As the arguably white nationalist Southern Avenger, Hunter praised the assassination of Abraham Lincoln, saying he
Prior to that, Hunter was a prominent neo-Confederate and pro-secession activist, serving as a chairman in the League of the South, which, according to its website,
Many have called the League implicitly racist, but Hunter denied this in an interview with the Free Beacon, and disavowed many of his earlier statements, chalking it up to the naiveté of youth.

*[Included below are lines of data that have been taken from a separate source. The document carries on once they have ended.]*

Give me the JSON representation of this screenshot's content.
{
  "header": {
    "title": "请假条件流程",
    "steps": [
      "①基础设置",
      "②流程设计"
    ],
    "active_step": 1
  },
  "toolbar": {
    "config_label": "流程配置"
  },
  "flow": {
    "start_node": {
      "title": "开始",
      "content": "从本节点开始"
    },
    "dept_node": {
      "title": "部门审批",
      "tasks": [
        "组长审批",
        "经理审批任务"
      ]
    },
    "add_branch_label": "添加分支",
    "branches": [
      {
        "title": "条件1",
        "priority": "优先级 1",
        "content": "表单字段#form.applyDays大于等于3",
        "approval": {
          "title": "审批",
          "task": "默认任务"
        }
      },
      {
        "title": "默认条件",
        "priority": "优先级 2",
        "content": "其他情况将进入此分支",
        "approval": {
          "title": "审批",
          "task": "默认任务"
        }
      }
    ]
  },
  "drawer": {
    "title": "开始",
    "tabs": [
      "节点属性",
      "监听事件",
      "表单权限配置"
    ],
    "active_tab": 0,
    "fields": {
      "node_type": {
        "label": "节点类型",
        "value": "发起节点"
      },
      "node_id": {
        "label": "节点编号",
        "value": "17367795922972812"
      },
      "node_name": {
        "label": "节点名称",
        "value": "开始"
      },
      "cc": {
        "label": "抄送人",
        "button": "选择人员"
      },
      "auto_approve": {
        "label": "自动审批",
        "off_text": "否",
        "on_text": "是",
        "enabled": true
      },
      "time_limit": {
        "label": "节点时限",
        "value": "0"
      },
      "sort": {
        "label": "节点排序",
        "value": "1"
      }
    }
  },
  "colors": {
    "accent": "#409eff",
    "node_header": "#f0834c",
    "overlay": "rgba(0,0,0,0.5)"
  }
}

And the worst part for Paul-land is that it’s hardly the first time something like this has come up. In late 2009, Rand Paul’s campaign spokesperson was forced to resign after Kentucky blogger Joe Sonka discovered the MySpace page for Chris Hightower’s heavy metal band, which was a fan of KKK gear and wishing people a “HAPPY N***ER DAY!!!” on Martin Luther King Day (that post was accompanied by a photo of a lynching). There was also, of course, Paul’s momentary opposition to the Civil Rights Act of 1964.
As Dave Weigel pointed out on Twitter,
It’d be bad for any politician, but Rand Paul has tried to build a brand that sets him apart from the rest of the GOP and to make himself more appealing to non-typical Republican voters, like minorities, so the damage could be especially severe. An interesting side note is the fact that the FreeBeacon, a conservative publication, broke the story. The website has staunchly pro-Israel views and tends to side with the muscular foreign policy wing of the movement, which is often at odds with Paul’s anti-interventionist views.
UPDATE: In September of 2010, Paul’s Democratic opponent called on him to return $1,200 in donations from three “white separatists,” Virginia Abernethy, William Johnson and Carl Ford. Paul refused, with a spokesperson telling the Louisville Courier-Journal: “Dr. Paul condemns hatred and discrimination, and if the white separatists who donated to his campaign think he shares their views they are badly mistaken and would be in for a rude awakening when they see that 20% of his campaign staff is made up of African-Americans.” The state chairman of the League of the South was also involved in a Paul-affiliated organization.